Whether the learned Arbitrator was wrong in allowing 15% Statutory compansion on all items except land,

Land does not mean the land simpliciter, but also includes benefit arising out of the land, things attached to the earth or permanently fastened to anything attached to the earth and in that state of the matter in assessing statutory compensation @ 15% in respect of the acquired land the arbitrator has not committed any error of law.

Government of Bangladesh Vs. Mrs. Anwara Huq & Ors. 14 BLT (AD)188

Law on Pre-emption

Muslim Law —It appear that the pre-emptee No. 5 is the mother and pre-emptees No. 1-4 sons. The purchase was made by one kabala. There is no presumption of jointness in the Muslim Law. The presumption under the Muslim Law is that the Muslim families are separate. The purchase made by the mother and the sons are independent purchases and accordingly the purchase made by the preemptee Nos. 1-4 who are strangers, is Preemptible excluding the purchase made by the mother by the self same kabala. This will not amount to partial pre-emption.

Md. Korban Ali & Ors A saint Khan & Ors. 11 BLT(HCD)-138

Law on Pre-emption

Pre-emption under Mohammadan Law as “Hoq-sufa”

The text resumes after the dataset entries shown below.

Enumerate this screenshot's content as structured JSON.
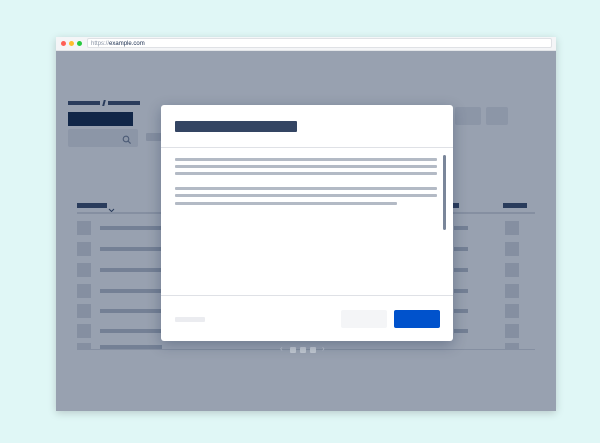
{
  "browser": {
    "url_scheme": "https://",
    "url_host": "example.com"
  },
  "modal": {
    "primary_button_color": "#0052cc",
    "title_color": "#344563"
  },
  "overlay_color": "rgba(9, 30, 66, 0.42)",
  "icons": {
    "search": "magnifier-icon",
    "sort": "chevron-down-icon",
    "pager_prev": "chevron-left-icon",
    "pager_next": "chevron-right-icon"
  },
  "pager_prev_glyph": "‹",
  "pager_next_glyph": "›"
}
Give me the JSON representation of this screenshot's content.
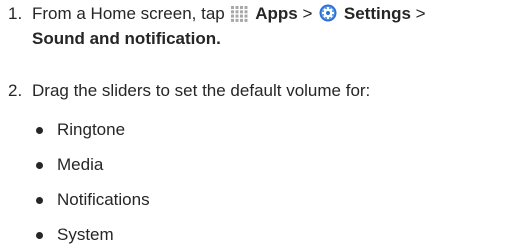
{
  "steps": [
    {
      "number": "1.",
      "intro": "From a Home screen, tap",
      "apps_label": "Apps",
      "sep1": ">",
      "settings_label": "Settings",
      "sep2": ">",
      "target_label": "Sound and notification."
    },
    {
      "number": "2.",
      "text": "Drag the sliders to set the default volume for:"
    }
  ],
  "bullets": [
    "Ringtone",
    "Media",
    "Notifications",
    "System"
  ],
  "icons": {
    "apps": "apps-grid-icon",
    "settings": "settings-gear-icon"
  },
  "colors": {
    "text": "#262626",
    "apps_icon": "#a8a8a8",
    "settings_icon": "#2f6fd1"
  }
}
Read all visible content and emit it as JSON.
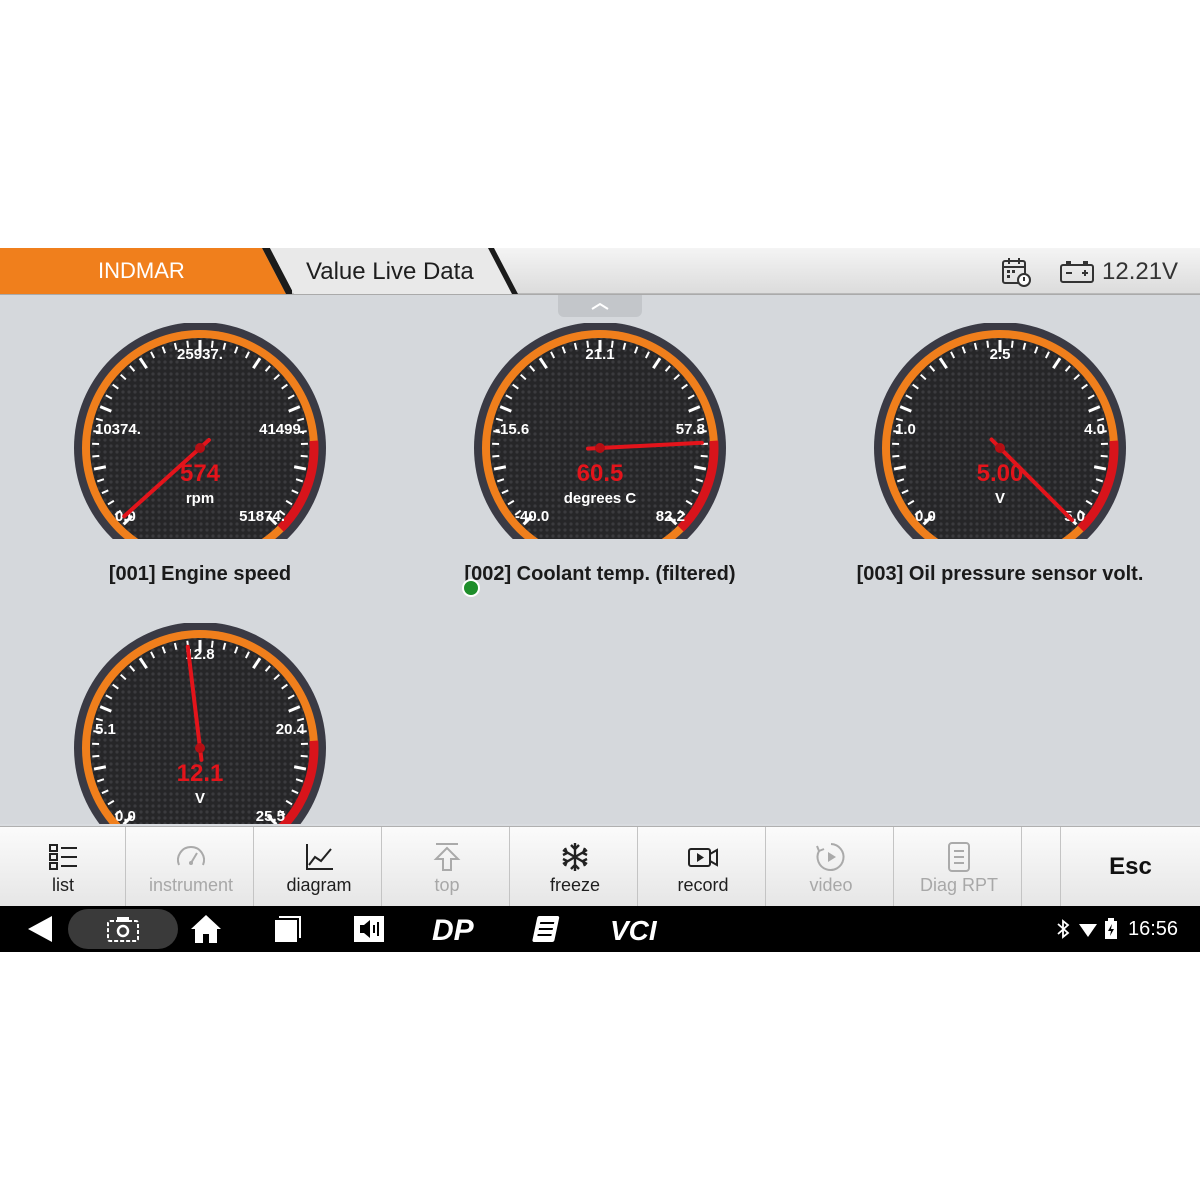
{
  "header": {
    "brand": "INDMAR",
    "title": "Value Live Data",
    "battery_voltage": "12.21V",
    "icons": [
      "calendar-icon",
      "battery-icon"
    ]
  },
  "gauges": [
    {
      "id": "gauge-001",
      "caption": "[001] Engine speed",
      "unit": "rpm",
      "value_text": "574",
      "value": 574,
      "ticks": [
        "0.0",
        "10374.",
        "25937.",
        "41499.",
        "51874."
      ],
      "min": 0.0,
      "max": 51874
    },
    {
      "id": "gauge-002",
      "caption": "[002] Coolant temp. (filtered)",
      "unit": "degrees C",
      "value_text": "60.5",
      "value": 60.5,
      "ticks": [
        "-40.0",
        "-15.6",
        "21.1",
        "57.8",
        "82.2"
      ],
      "min": -40.0,
      "max": 82.2
    },
    {
      "id": "gauge-003",
      "caption": "[003] Oil pressure sensor volt.",
      "unit": "V",
      "value_text": "5.00",
      "value": 5.0,
      "ticks": [
        "0.0",
        "1.0",
        "2.5",
        "4.0",
        "5.0"
      ],
      "min": 0.0,
      "max": 5.0
    },
    {
      "id": "gauge-004",
      "caption": "",
      "unit": "V",
      "value_text": "12.1",
      "value": 12.1,
      "ticks": [
        "0.0",
        "5.1",
        "12.8",
        "20.4",
        "25.5"
      ],
      "min": 0.0,
      "max": 25.5
    }
  ],
  "toolbar": {
    "buttons": [
      {
        "label": "list",
        "icon": "list-icon",
        "enabled": true
      },
      {
        "label": "instrument",
        "icon": "instrument-icon",
        "enabled": false
      },
      {
        "label": "diagram",
        "icon": "diagram-icon",
        "enabled": true
      },
      {
        "label": "top",
        "icon": "top-arrow-icon",
        "enabled": false
      },
      {
        "label": "freeze",
        "icon": "snowflake-icon",
        "enabled": true
      },
      {
        "label": "record",
        "icon": "record-icon",
        "enabled": true
      },
      {
        "label": "video",
        "icon": "video-icon",
        "enabled": false
      },
      {
        "label": "Diag RPT",
        "icon": "report-icon",
        "enabled": false
      }
    ],
    "esc_label": "Esc"
  },
  "navbar": {
    "time": "16:56",
    "icons": [
      "back-icon",
      "screenshot-icon",
      "home-icon",
      "recent-apps-icon",
      "volume-icon",
      "dp-icon",
      "notes-icon",
      "vci-icon",
      "bluetooth-icon",
      "wifi-icon",
      "battery-status-icon"
    ],
    "dp_label": "DP",
    "vci_label": "VCI"
  },
  "colors": {
    "accent": "#f07f1c",
    "gauge_value": "#e3141b",
    "gauge_face": "#2a2a2c",
    "gauge_rim": "#f07f1c",
    "status_dot": "#1e8e2b"
  }
}
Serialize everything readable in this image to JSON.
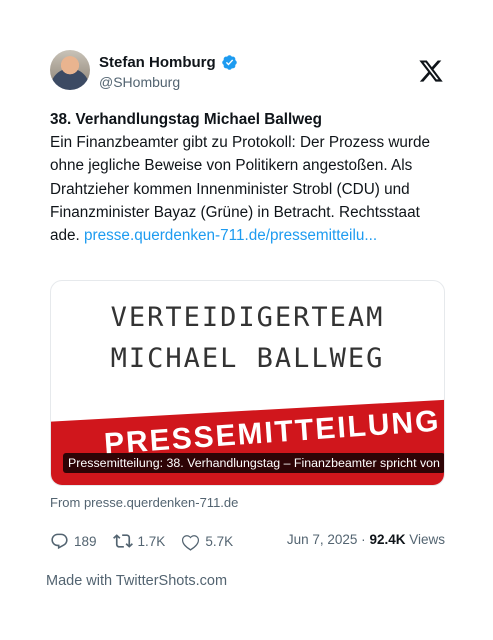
{
  "author": {
    "display_name": "Stefan Homburg",
    "handle": "@SHomburg",
    "verified_icon": "verified-badge-icon"
  },
  "brand": {
    "logo": "x-logo-icon"
  },
  "tweet": {
    "title": "38. Verhandlungstag Michael Ballweg",
    "body": "Ein Finanzbeamter gibt zu Protokoll: Der Prozess wurde ohne jegliche Beweise von Politikern angestoßen. Als Drahtzieher kommen Innenminister Strobl (CDU) und Finanzminister Bayaz (Grüne) in Betracht. Rechtsstaat ade. ",
    "link": "presse.querdenken-711.de/pressemitteilu..."
  },
  "media": {
    "line1": "VERTEIDIGERTEAM",
    "line2": "MICHAEL BALLWEG",
    "band_text": "PRESSEMITTEILUNG",
    "caption": "Pressemitteilung: 38. Verhandlungstag – Finanzbeamter spricht von",
    "band_color": "#d0161c"
  },
  "source": "From presse.querdenken-711.de",
  "metrics": {
    "replies": "189",
    "reposts": "1.7K",
    "likes": "5.7K",
    "date": "Jun 7, 2025 · ",
    "views_count": "92.4K",
    "views_label": " Views"
  },
  "footer": {
    "made_with": "Made with TwitterShots.com"
  },
  "colors": {
    "link": "#1d9bf0",
    "verified": "#1d9bf0",
    "muted": "#536471"
  }
}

It appears from the evidence that the witnesses who accompanied the plaintiff to the suit land while he disclosed his Talab-i- Mowsibat accompanied him and went to the Bank while he tendered money and demanded the suit land but in clear language they did not tell anything about Talab-i-Mowsibat at the time of second demand. From the aforesaid evidence it seems that although the witnesses did not state in unequivocal language that the plaintiff disclosed his Talab-i Mowsibat previous to his second demand but they have proved his first demand as well as his second demand and I am in respectful agreement with the decisions of Indian Jurisdiction as referred above in holding that if under these circumstances a Talab-i-ishad is made subsequently, and there is no express reference of Talab-i-Mowsibat, the right of preemption of the plaintiff is not defended, as subsequent demand is superfluous, further, Hedaya observed in his book Mohammadan Law at page 551 that no particu1ar form is necessary : what the law requires is that the demand must be to that effect and no more.

Bangladesh Krishi Bank Vs Kazi Liakat Ali and Ors. 14 BLT (HCD)76.